In other words, when a monk appears in a story, and he’s is a character who actually experiences his own personal journey and growth, there is a high chance that he is going to have sex or do something sexual – or in the case of The 8th Bronze Man of Shaolin, even insignificant monk characters are depicted pursuing sex.

In some cases, the focus is not on the sex itself, but on the fact that the monk sired a biological child, and the monk’s relationship with said child receives far more attention than the monk’s relationship with his sexual partner. This still means the monk’s story centers around something which would not have happened if he had kept his vow of celibacy.

A photo of Xu Zhu carrying a young woman on his back as he walks past a hill.

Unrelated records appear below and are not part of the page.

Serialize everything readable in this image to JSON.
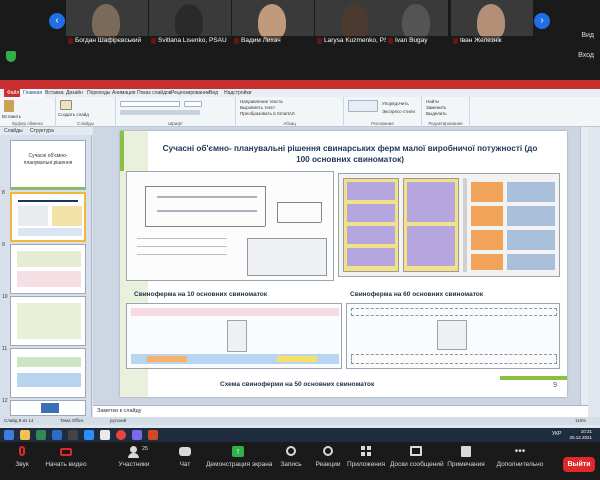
{
  "participants": [
    {
      "name": "Богдан Шафірєвський"
    },
    {
      "name": "Svitlana Lisenko, PSAU"
    },
    {
      "name": "Вадим Лихач"
    },
    {
      "name": "Larysa Kuzmenko, PS..."
    },
    {
      "name": "Ivan Bugay"
    },
    {
      "name": "Іван Железнік"
    }
  ],
  "zoom_top": {
    "view_label": "Вид",
    "exit_label": "Вход"
  },
  "ppt": {
    "menu": [
      "Файл",
      "Главная",
      "Вставка",
      "Дизайн",
      "Переходы",
      "Анимация",
      "Показ слайдов",
      "Рецензирование",
      "Вид",
      "Надстройки"
    ],
    "ribbon": {
      "paste": "Вставить",
      "create_slide": "Создать слайд",
      "group_clipboard": "Буфер обмена",
      "group_slides": "Слайды",
      "group_font": "Шрифт",
      "group_paragraph": "Абзац",
      "group_drawing": "Рисование",
      "group_editing": "Редактирование",
      "text_direction": "Направление текста",
      "align_text": "Выровнять текст",
      "convert_smartart": "Преобразовать в SmartArt",
      "arrange": "Упорядочить",
      "quick_styles": "Экспресс-стили",
      "find": "Найти",
      "replace": "Заменить",
      "select": "Выделить"
    },
    "pane_tabs": {
      "slides": "Слайды",
      "outline": "Структура"
    },
    "thumb1_text": "Сучасні об'ємно-планувальні рішення",
    "thumb_numbers": [
      "8",
      "9",
      "10",
      "11",
      "12",
      "13"
    ],
    "notes_placeholder": "Заметки к слайду",
    "status": {
      "slide": "Слайд 9 из 14",
      "theme": "Тема Office",
      "lang": "русский",
      "zoom": "115%"
    }
  },
  "slide": {
    "title": "Сучасні об'ємно- планувальні рішення свинарських ферм малої виробничої потужності (до 100 основних свиноматок)",
    "caption_left": "Свиноферма на 10 основних свиноматок",
    "caption_right": "Свиноферма на 60 основних свиноматок",
    "caption_bottom": "Схема свиноферми на 50 основних свиноматок",
    "number": "9"
  },
  "taskbar": {
    "time": "10:31",
    "date": "20.12.2021",
    "lang": "УКР"
  },
  "toolbar": {
    "audio": "Звук",
    "video": "Начать видео",
    "participants": "Участники",
    "participants_count": "25",
    "chat": "Чат",
    "share": "Демонстрация экрана",
    "record": "Запись",
    "reactions": "Реакции",
    "apps": "Приложения",
    "whiteboards": "Доски сообщений",
    "notes": "Примечания",
    "more": "Дополнительно",
    "leave": "Выйти"
  },
  "colors": {
    "zoom_bg": "#1a1a1a",
    "leave": "#e02828",
    "share_green": "#2fb24a",
    "slide_accent": "#8bbf3f",
    "ppt_red": "#c7302f"
  }
}
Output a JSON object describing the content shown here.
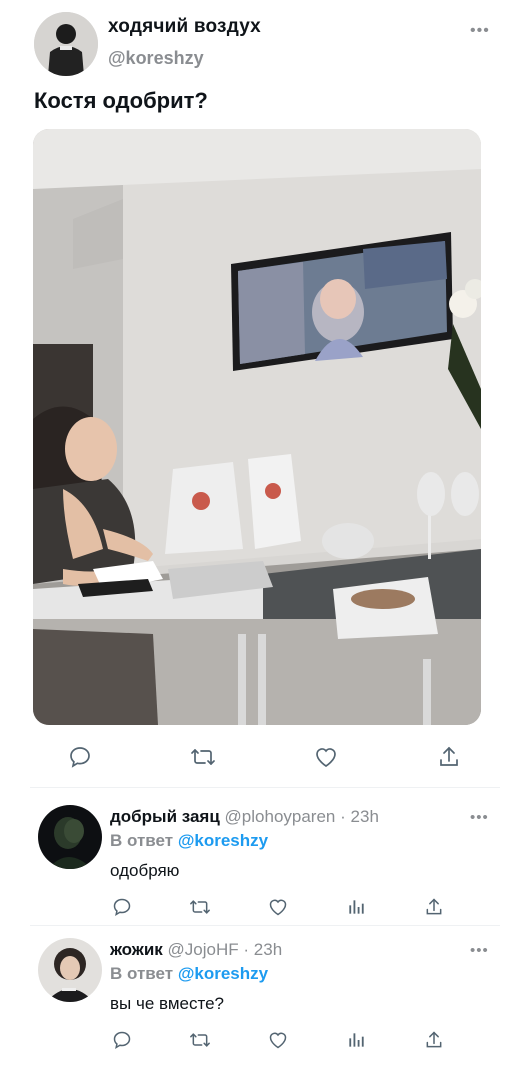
{
  "tweet": {
    "author_name": "ходячий воздух",
    "author_handle": "@koreshzy",
    "text": "Костя одобрит?",
    "more_icon": "ellipsis-icon",
    "actions": [
      "reply-icon",
      "retweet-icon",
      "like-icon",
      "share-icon"
    ]
  },
  "replies": [
    {
      "name": "добрый заяц",
      "handle": "@plohoyparen",
      "separator": "·",
      "time": "23h",
      "replying_prefix": "В ответ",
      "replying_to": "@koreshzy",
      "text": "одобряю",
      "actions": [
        "reply-icon",
        "retweet-icon",
        "like-icon",
        "analytics-icon",
        "share-icon"
      ]
    },
    {
      "name": "жожик",
      "handle": "@JojoHF",
      "separator": "·",
      "time": "23h",
      "replying_prefix": "В ответ",
      "replying_to": "@koreshzy",
      "text": "вы че вместе?",
      "actions": [
        "reply-icon",
        "retweet-icon",
        "like-icon",
        "analytics-icon",
        "share-icon"
      ]
    }
  ],
  "colors": {
    "text": "#0f1419",
    "secondary": "#8a8d91",
    "link": "#1d9bf0",
    "icon": "#536471",
    "divider": "#eff1f3"
  }
}
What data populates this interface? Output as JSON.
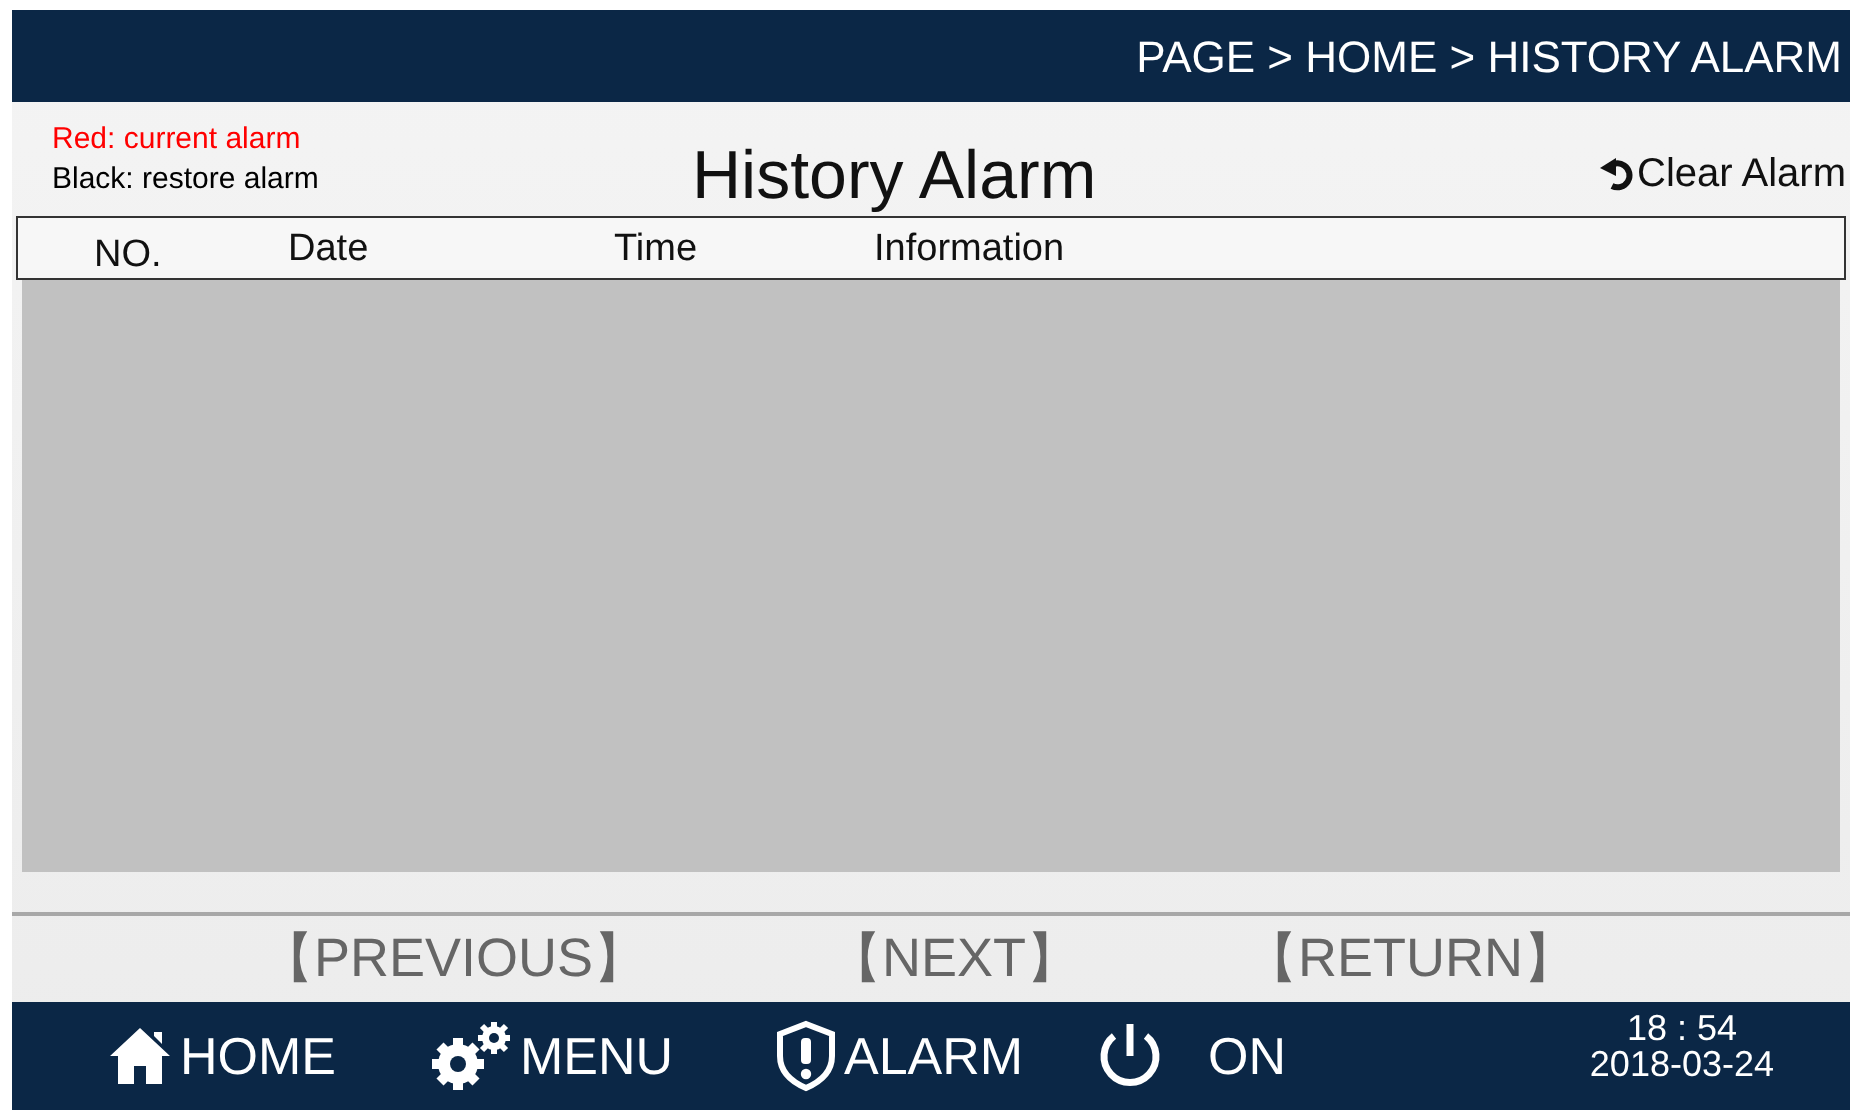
{
  "breadcrumb": "PAGE > HOME > HISTORY ALARM",
  "legend": [
    {
      "text": "Red: current alarm",
      "color": "#ff0000"
    },
    {
      "text": "Black: restore alarm",
      "color": "#000000"
    }
  ],
  "title": "History Alarm",
  "clear_button": {
    "label": "Clear Alarm"
  },
  "table": {
    "columns": [
      "NO.",
      "Date",
      "Time",
      "Information"
    ]
  },
  "pager": [
    "【PREVIOUS】",
    "【NEXT】",
    "【RETURN】"
  ],
  "nav": [
    {
      "kind": "home",
      "label": "HOME"
    },
    {
      "kind": "menu",
      "label": "MENU"
    },
    {
      "kind": "alarm",
      "label": "ALARM"
    },
    {
      "kind": "power",
      "label": "ON"
    }
  ],
  "clock": {
    "time": "18 : 54",
    "date": "2018-03-24"
  }
}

Xu Zhu, from Demi-Gods and Semi-Devils, is one of the most famous examples of a monk who does not stay celibate.(screenshot from the 1997 TV series)

This is all the more striking because wuxia is known for its chaste heroes i.e. many male protagonists never have sex at all during the story.

Unless, of course, they are monks.

In fact, in wuxia/kung-fu fiction, when a monk who is under the age of 40 is significant in any way, I assume they are going to have sex (the sole exception I’ve encountered is The 36th Chamber of Shaolin). By contrast, I figure that a lay protagonist has a less than 50% chance of having sex during the course of the story, even if he is married. This is what the reviewer quoted above is referring to.

So far, I’ve only been discussing male monastic characters. Female monastic characters will be the subject of Part 2.


To the extent possible under law,
the person who associated CC0
with this work has waived all copyright and related or neighboring
rights to this work.